This is not just idle speculation. The Soviet Union has engaged in a frenzied military buildup, in spite of their economic difficulties. They have continued to build greater numbers of nuclear weapons far beyond those necessary for deterrence. They now have over 5,000 nuclear warheads on ICBMs, compared to about 2,000 only five years ago. They have modified the design of these weapons and their launchers so that many of their land-based missiles are now more accurate, more survivable and more powerful than our own. They have also developed a refiring capability that will allow them to reload their delivery systems several times. They have elaborate plans for civil defense and air defense against any retaliation we might attempt. And, finally, their writings and military doctrine emphasize a nuclear war-fighting scenario. Whatever they claim their intentions to be, the fact remains that they are designing their weapons in such a way and in sufficient numbers to indicate to us that they think they could begin, and win, a nuclear war.

In the face of all this, it is my responsibility and duty as secretary of defense to make every effort to modernize our nuclear forces in such a way that the United States retains the capability to deter the Soviet Union from ever beginning a nuclear war. We must take the steps necessary to match the Soviet Union’s greatly improved nuclear capability.

That is exactly why we must have a capability for a survivable and enduring response—to demonstrate that our strategic forces could survive Soviet strikes over an extended period. Thus we believe we could deter any attack. Otherwise we would be tempting them to employ nuclear weapons or try to blackmail us. In short, we cannot afford to place ourselves in the position where the survivability of our deterrent would force the President to choose between using our strategic forces before they were destroyed or surrendering.

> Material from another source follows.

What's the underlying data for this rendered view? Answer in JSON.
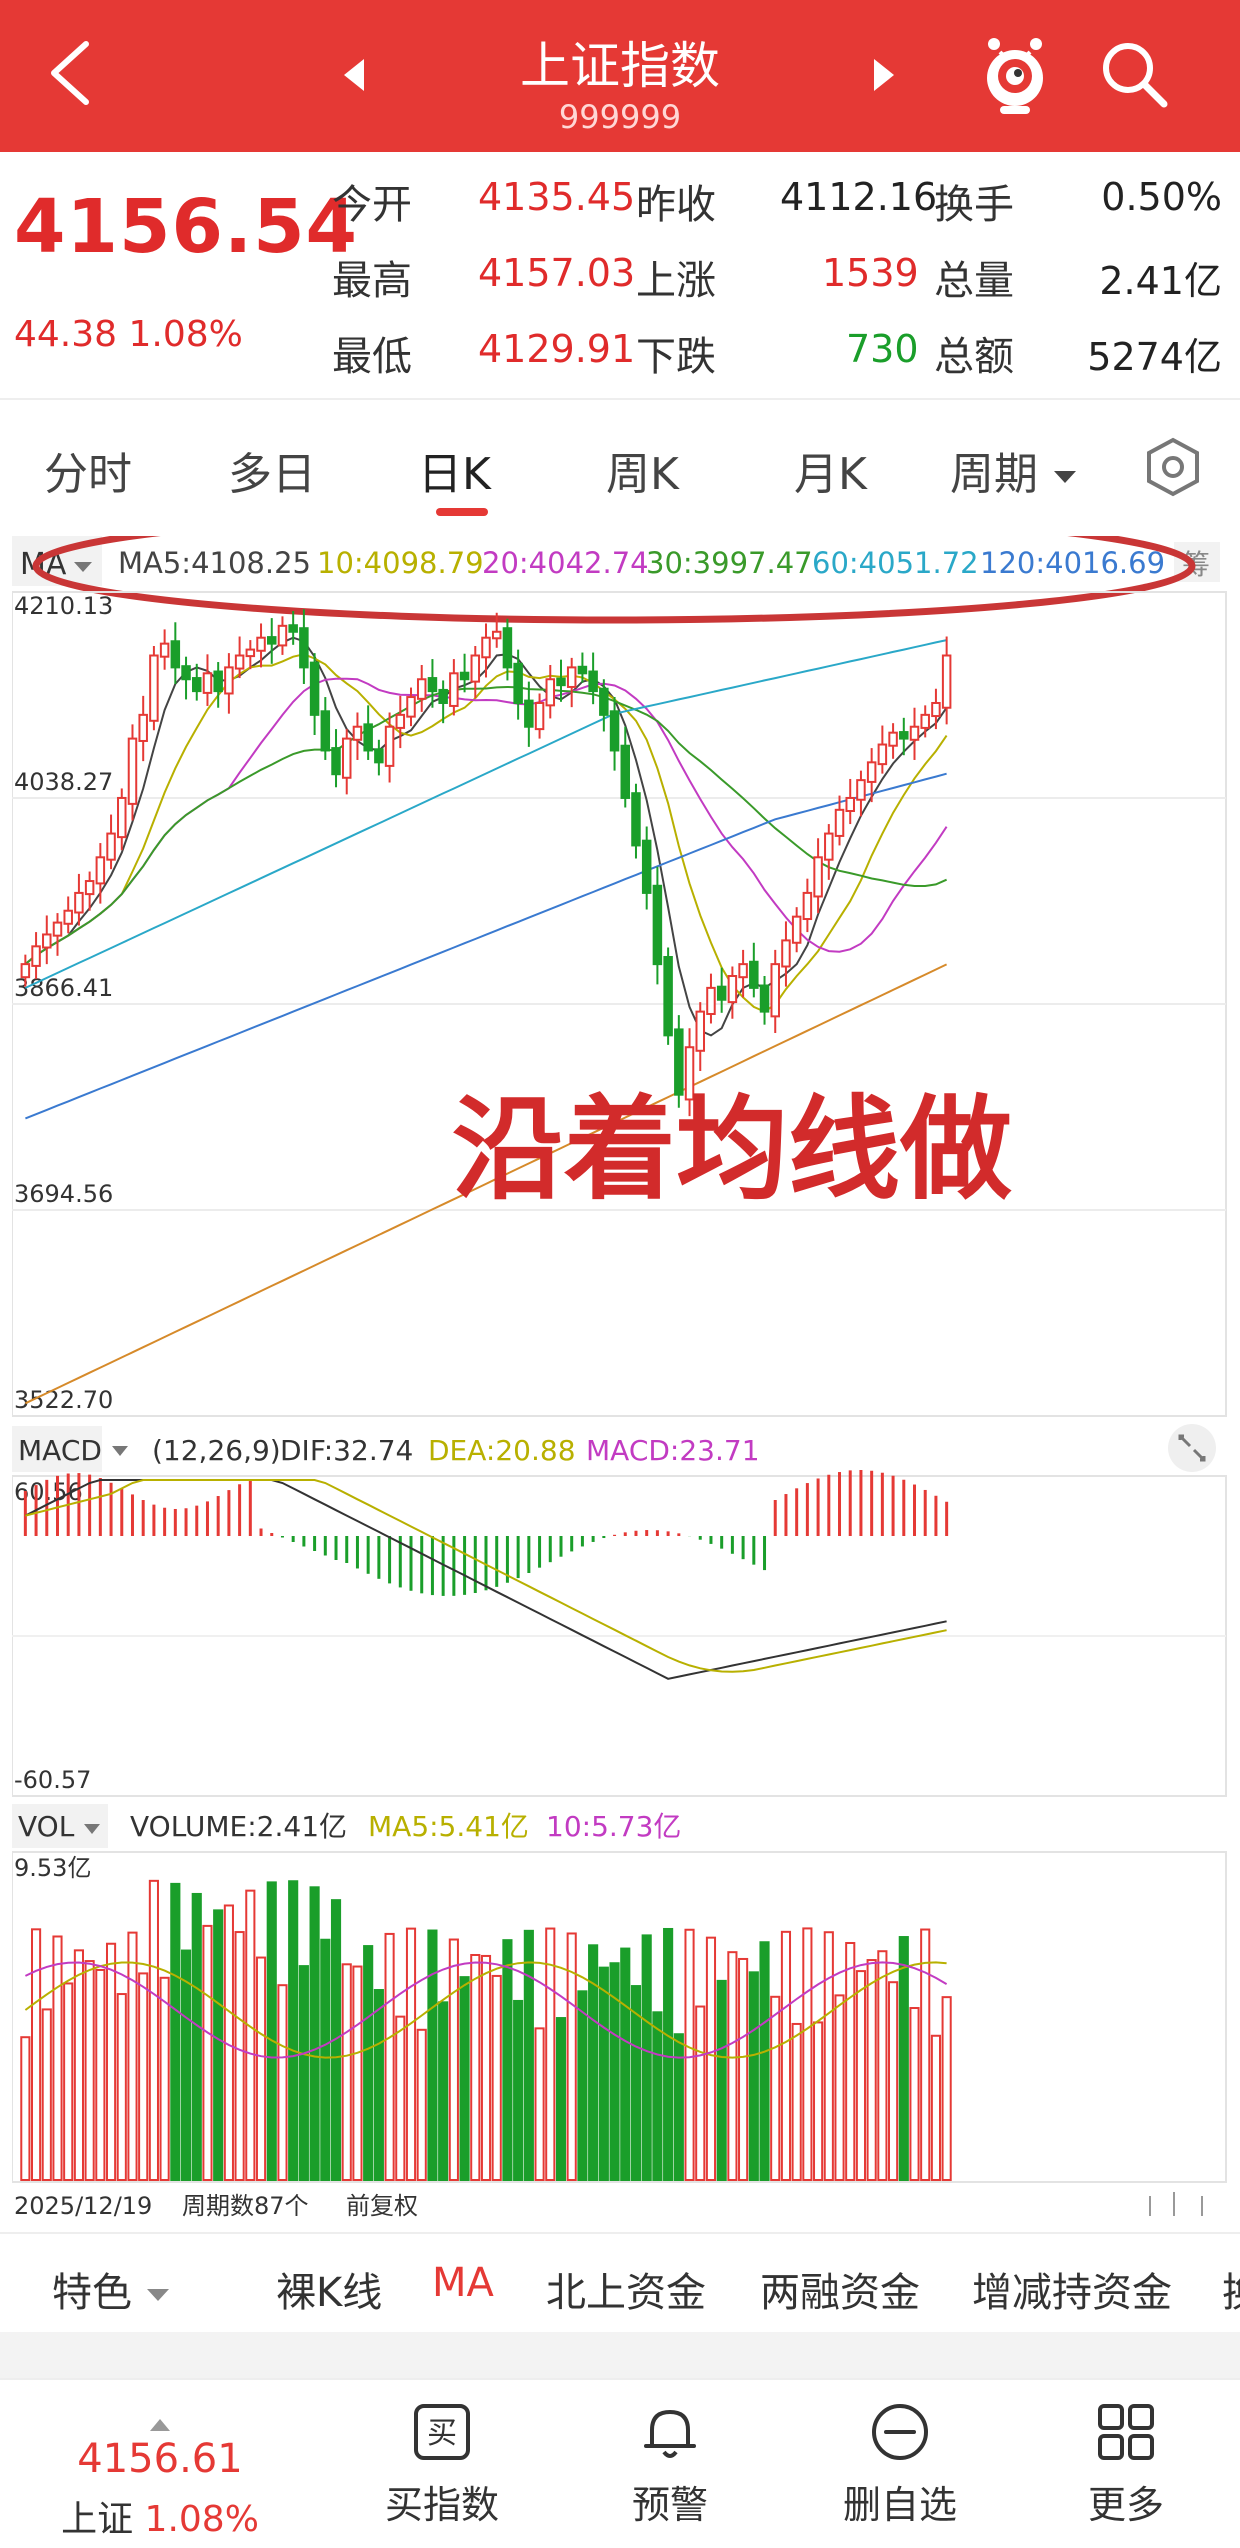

Those who object to a policy that would strengthen our deterrent, then, would force us into a more dangerous, hair-triggered posture. Forces that must be used in the very first instant of an enemy attack are not the tools of a prudent strategy. A posture that encourages Soviet nuclear adventurism is not the basis of an effective deterrent. Our entire strategic program, including the development of a response capability that has been so maligned in the press recently, has been developed with the express intention of assuring that nuclear war will never be fought.

I know that this doctrine of deterrence is a difficult paradox to understand. It is an uncomfortable way to keep the peace. We understand deterrence and accept the fact that we must do much more in order to continue to keep the peace. It is my fervent hope that all can understand and accept this so that we can avoid the sort of sensationalist treatment of every mention of the word “nuclear” that only serves to distort our policy and to frighten people all over the world. Our policy is peace, and we deeply believe that the best and surest road to peace is to secure and maintain an effective and credible deterrent.

The purpose of US policy remains to prevent aggression through an effective policy of deterrence—the very goal which prompted the formation of the North Atlantic Alliance, an alliance which is as vital today as it was the day it was formed.

This Issue

November 4, 1982